Although it was no secret how slim Williamson’s chances were of advancing in this challenge to Joe Biden -the party’s almost certain nominee-, both she and Phillips bet on her proposals and decided at the time to move forward.
However, Williamson had disappointing results in New Hampshire and South Carolina primaries.
“I read a quote the other day that said sunsets are a proof that endings can also be beautiful,” Williamson said in a YouTube video posted on Wednesday in which she announced the end of her presidential campaign.
Williamson launched his risky bid for the White House in March 2023, even before Joe Biden publicly declared his re-election.
“Our job is to create a vision of justice and love that is so powerful it overcomes the forces of hatred, injustice and fear,” Williamson said at his opening event at Washington’s Union Station.
She also ran for the U.S. presidency in 2020, but dropped out of the race a few weeks before the primary election process began.
According to local media, prior to the New Hampshire primary, Williamson appeared to suggest to voters that former President Donald Trump would win this year’s general election.
“I don’t have good feelings about what will happen in 2024, (…) it won’t be like 2020 (when Biden won). 2024 will be like 2016 (Trump’s win),” he warned at a town hall event in Portsmouth.
Williamson lashed out at Democrats for pushing an anti-Trump narrative in the 2024 campaign and for her that strategy will not be enough for electoral success this cycle.
“Try to beat Donald Trump by saying things are going well – really? For 20% of us, things are going well. … For 80% of Americans, the idea that things are going well economically is like a slap in the face,” Williamson stressed.
Socioeconomic inequality was the centerpiece of Williamson’s campaign.
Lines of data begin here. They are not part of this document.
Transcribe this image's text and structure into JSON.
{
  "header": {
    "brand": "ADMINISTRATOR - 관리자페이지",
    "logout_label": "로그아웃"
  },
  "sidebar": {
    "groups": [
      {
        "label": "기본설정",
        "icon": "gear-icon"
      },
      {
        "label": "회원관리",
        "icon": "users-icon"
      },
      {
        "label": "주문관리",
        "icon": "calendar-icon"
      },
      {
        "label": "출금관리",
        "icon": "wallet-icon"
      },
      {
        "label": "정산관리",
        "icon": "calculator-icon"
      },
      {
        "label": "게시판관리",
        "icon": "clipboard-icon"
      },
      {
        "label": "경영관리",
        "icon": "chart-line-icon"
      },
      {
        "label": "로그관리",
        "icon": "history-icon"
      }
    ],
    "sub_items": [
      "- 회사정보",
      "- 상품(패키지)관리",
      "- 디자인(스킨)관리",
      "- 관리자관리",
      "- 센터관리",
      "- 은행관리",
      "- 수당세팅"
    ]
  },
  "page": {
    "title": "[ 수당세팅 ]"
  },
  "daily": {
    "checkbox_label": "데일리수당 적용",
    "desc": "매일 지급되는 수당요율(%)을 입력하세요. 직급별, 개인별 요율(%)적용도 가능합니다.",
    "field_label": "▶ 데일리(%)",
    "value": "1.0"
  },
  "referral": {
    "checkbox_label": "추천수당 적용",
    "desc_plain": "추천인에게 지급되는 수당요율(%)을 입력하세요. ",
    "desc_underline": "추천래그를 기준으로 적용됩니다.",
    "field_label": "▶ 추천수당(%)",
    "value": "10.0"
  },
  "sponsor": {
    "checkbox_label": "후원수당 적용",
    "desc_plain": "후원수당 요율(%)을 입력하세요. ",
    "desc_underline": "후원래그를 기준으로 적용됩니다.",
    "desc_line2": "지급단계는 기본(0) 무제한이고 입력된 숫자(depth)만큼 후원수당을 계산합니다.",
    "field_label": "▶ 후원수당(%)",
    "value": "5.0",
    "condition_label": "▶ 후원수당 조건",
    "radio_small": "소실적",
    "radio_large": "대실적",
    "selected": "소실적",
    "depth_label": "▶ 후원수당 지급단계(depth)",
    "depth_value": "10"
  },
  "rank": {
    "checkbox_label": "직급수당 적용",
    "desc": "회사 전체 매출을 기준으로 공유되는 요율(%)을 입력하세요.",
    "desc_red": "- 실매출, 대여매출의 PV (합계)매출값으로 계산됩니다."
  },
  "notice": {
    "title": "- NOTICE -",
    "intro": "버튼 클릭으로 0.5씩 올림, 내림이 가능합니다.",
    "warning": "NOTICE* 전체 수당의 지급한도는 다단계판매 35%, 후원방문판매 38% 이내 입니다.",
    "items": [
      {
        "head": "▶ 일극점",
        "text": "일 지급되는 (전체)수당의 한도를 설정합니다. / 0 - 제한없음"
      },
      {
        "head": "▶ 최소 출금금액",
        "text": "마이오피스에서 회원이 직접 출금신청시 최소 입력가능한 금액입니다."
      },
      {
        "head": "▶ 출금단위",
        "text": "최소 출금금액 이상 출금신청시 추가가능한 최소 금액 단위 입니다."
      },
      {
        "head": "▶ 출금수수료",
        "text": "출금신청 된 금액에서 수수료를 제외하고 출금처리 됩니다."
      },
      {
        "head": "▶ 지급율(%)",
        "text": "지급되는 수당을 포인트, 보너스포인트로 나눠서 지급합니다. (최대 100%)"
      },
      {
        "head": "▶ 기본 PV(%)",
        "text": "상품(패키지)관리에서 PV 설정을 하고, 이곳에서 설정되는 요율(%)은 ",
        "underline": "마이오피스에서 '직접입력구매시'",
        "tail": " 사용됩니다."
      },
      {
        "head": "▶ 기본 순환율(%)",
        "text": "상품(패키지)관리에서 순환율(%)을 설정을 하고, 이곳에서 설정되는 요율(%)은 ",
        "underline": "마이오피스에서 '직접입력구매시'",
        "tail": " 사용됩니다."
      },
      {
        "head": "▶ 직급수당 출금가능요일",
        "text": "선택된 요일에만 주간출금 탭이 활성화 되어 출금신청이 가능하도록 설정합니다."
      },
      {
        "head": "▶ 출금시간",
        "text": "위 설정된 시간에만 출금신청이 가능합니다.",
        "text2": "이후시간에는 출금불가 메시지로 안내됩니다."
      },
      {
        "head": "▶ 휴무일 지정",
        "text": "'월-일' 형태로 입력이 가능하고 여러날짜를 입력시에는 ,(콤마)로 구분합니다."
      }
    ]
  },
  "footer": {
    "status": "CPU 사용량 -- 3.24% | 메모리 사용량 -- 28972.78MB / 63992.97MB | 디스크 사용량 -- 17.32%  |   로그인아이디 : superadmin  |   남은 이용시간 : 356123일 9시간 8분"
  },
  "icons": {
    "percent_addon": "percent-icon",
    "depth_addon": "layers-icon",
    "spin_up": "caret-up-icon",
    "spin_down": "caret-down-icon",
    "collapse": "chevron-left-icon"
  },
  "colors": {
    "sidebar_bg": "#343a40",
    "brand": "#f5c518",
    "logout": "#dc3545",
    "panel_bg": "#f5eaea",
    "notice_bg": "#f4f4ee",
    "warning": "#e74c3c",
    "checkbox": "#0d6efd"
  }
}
Her campaign’s official website specified that “if you’re in the top 20% of Americans with the highest incomes, the economy is doing well,” “but that 20% live on an island surrounded by a sea of economic despair.”
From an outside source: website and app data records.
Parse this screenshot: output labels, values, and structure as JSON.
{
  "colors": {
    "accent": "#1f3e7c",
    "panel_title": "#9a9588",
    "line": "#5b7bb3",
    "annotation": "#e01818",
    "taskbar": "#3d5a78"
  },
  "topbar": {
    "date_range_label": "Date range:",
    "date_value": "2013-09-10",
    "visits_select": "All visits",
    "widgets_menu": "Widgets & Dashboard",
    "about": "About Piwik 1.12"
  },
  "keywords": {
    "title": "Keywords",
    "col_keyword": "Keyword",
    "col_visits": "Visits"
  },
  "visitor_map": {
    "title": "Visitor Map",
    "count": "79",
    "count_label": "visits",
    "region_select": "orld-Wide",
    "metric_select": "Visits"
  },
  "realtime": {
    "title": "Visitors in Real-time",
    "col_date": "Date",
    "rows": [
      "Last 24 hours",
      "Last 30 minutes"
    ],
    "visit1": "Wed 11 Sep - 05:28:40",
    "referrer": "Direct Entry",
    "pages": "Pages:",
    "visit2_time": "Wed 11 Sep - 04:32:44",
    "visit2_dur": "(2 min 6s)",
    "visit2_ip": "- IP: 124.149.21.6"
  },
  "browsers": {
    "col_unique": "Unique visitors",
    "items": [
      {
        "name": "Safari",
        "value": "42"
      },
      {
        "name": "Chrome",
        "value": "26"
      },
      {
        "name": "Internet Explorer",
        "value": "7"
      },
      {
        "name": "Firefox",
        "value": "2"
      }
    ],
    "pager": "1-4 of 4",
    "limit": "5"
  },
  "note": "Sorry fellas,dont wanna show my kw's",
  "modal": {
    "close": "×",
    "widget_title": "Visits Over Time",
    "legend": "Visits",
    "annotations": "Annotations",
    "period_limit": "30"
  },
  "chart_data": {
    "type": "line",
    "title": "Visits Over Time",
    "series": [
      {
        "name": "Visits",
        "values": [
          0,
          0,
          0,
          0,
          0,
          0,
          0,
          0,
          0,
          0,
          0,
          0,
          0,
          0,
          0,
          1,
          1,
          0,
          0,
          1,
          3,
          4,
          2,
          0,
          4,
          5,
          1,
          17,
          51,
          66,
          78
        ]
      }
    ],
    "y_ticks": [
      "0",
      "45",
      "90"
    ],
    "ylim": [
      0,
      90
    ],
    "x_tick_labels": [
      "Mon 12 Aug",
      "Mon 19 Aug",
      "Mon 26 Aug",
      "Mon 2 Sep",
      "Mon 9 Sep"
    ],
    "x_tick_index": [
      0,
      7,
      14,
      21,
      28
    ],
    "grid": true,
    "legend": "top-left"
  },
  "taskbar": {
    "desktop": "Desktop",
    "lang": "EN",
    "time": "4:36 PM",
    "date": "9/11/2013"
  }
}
The primaries conducted so far were one-sided, because while Biden achieved 96.2% in South Carolina his rivals fell far behind in that same state.
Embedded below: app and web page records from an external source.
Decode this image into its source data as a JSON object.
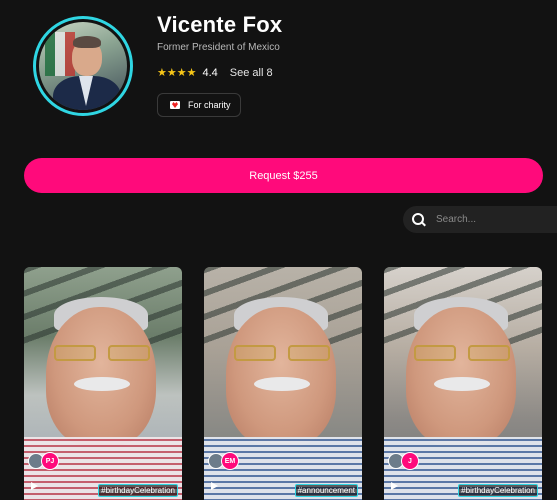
{
  "profile": {
    "name": "Vicente Fox",
    "subtitle": "Former President of Mexico",
    "rating_stars": "★★★★",
    "rating_value": "4.4",
    "see_all": "See all 8",
    "charity_label": "For charity"
  },
  "request_button": "Request $255",
  "search": {
    "placeholder": "Search..."
  },
  "videos": [
    {
      "initials": "PJ",
      "tag": "#birthdayCelebration"
    },
    {
      "initials": "EM",
      "tag": "#announcement"
    },
    {
      "initials": "J",
      "tag": "#birthdayCelebration"
    }
  ],
  "colors": {
    "accent": "#ff0a7b",
    "ring": "#2fd6e3",
    "background": "#121212"
  }
}
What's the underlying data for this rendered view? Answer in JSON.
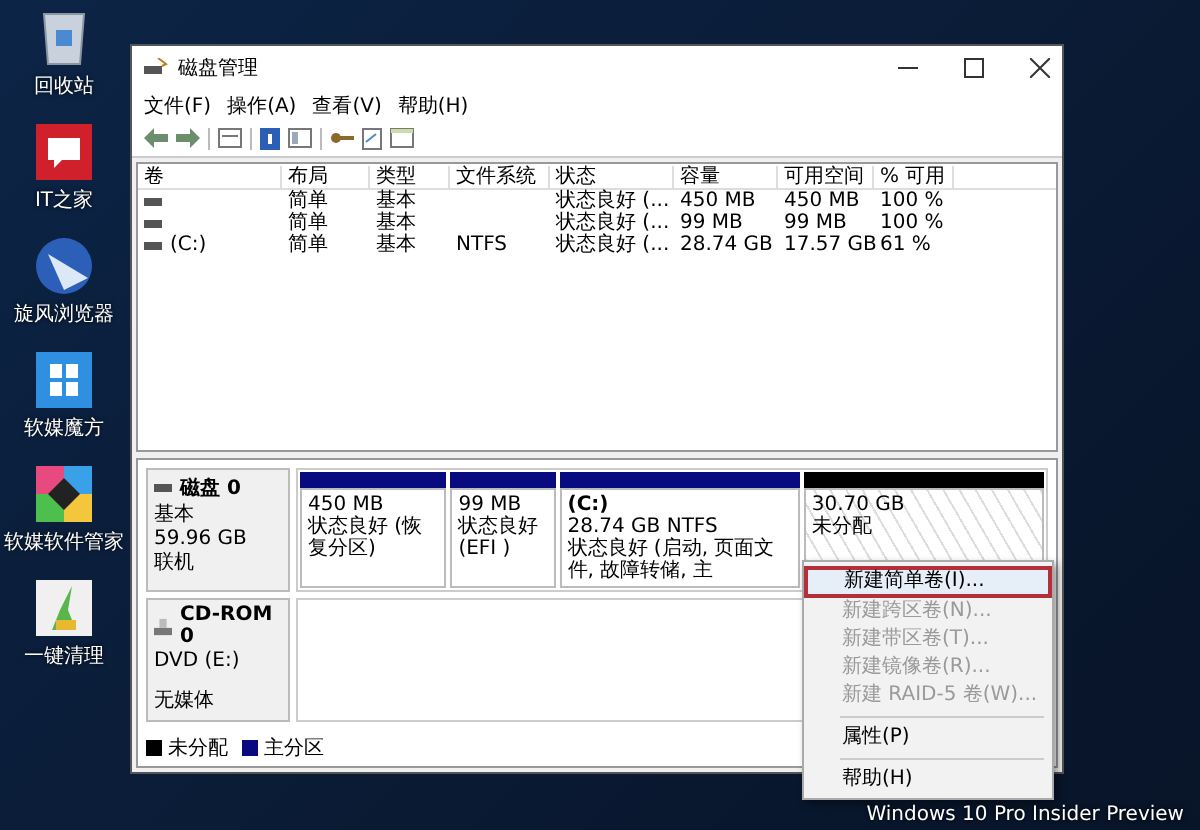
{
  "desktop_icons": [
    {
      "kind": "trash",
      "label": "回收站"
    },
    {
      "kind": "bubble",
      "label": "IT之家"
    },
    {
      "kind": "sweep",
      "label": "旋风浏览器"
    },
    {
      "kind": "grid",
      "label": "软媒魔方"
    },
    {
      "kind": "diamond",
      "label": "软媒软件管家"
    },
    {
      "kind": "broom",
      "label": "一键清理"
    }
  ],
  "window": {
    "title": "磁盘管理"
  },
  "menu": [
    "文件(F)",
    "操作(A)",
    "查看(V)",
    "帮助(H)"
  ],
  "table": {
    "columns": [
      "卷",
      "布局",
      "类型",
      "文件系统",
      "状态",
      "容量",
      "可用空间",
      "% 可用"
    ],
    "rows": [
      [
        "",
        "简单",
        "基本",
        "",
        "状态良好 (...",
        "450 MB",
        "450 MB",
        "100 %"
      ],
      [
        "",
        "简单",
        "基本",
        "",
        "状态良好 (...",
        "99 MB",
        "99 MB",
        "100 %"
      ],
      [
        "(C:)",
        "简单",
        "基本",
        "NTFS",
        "状态良好 (...",
        "28.74 GB",
        "17.57 GB",
        "61 %"
      ]
    ]
  },
  "disks": [
    {
      "kind": "disk",
      "name": "磁盘 0",
      "lines": [
        "基本",
        "59.96 GB",
        "联机"
      ],
      "partitions": [
        {
          "kind": "primary",
          "color": "#0a0a80",
          "size": "450 MB",
          "status": "状态良好 (恢复分区)"
        },
        {
          "kind": "primary",
          "color": "#0a0a80",
          "size": "99 MB",
          "status": "状态良好 (EFI )"
        },
        {
          "kind": "primary",
          "color": "#0a0a80",
          "label": "(C:)",
          "size": "28.74 GB NTFS",
          "status": "状态良好 (启动, 页面文件, 故障转储, 主"
        },
        {
          "kind": "unallocated",
          "color": "#000000",
          "size": "30.70 GB",
          "status": "未分配"
        }
      ]
    },
    {
      "kind": "cdrom",
      "name": "CD-ROM 0",
      "lines": [
        "DVD (E:)",
        "无媒体"
      ]
    }
  ],
  "legend": [
    {
      "label": "未分配",
      "color": "#000000"
    },
    {
      "label": "主分区",
      "color": "#0a0a80"
    }
  ],
  "context_menu": [
    {
      "items": [
        {
          "label": "新建简单卷(I)...",
          "selected": true,
          "disabled": false
        },
        {
          "label": "新建跨区卷(N)...",
          "selected": false,
          "disabled": true
        },
        {
          "label": "新建带区卷(T)...",
          "selected": false,
          "disabled": true
        },
        {
          "label": "新建镜像卷(R)...",
          "selected": false,
          "disabled": true
        },
        {
          "label": "新建 RAID-5 卷(W)...",
          "selected": false,
          "disabled": true
        }
      ]
    },
    {
      "items": [
        {
          "label": "属性(P)",
          "selected": false,
          "disabled": false
        }
      ]
    },
    {
      "items": [
        {
          "label": "帮助(H)",
          "selected": false,
          "disabled": false
        }
      ]
    }
  ],
  "os_edition": "Windows 10 Pro Insider Preview"
}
Williamson barely reached 2.1% and the Minnesota representative 1.7%.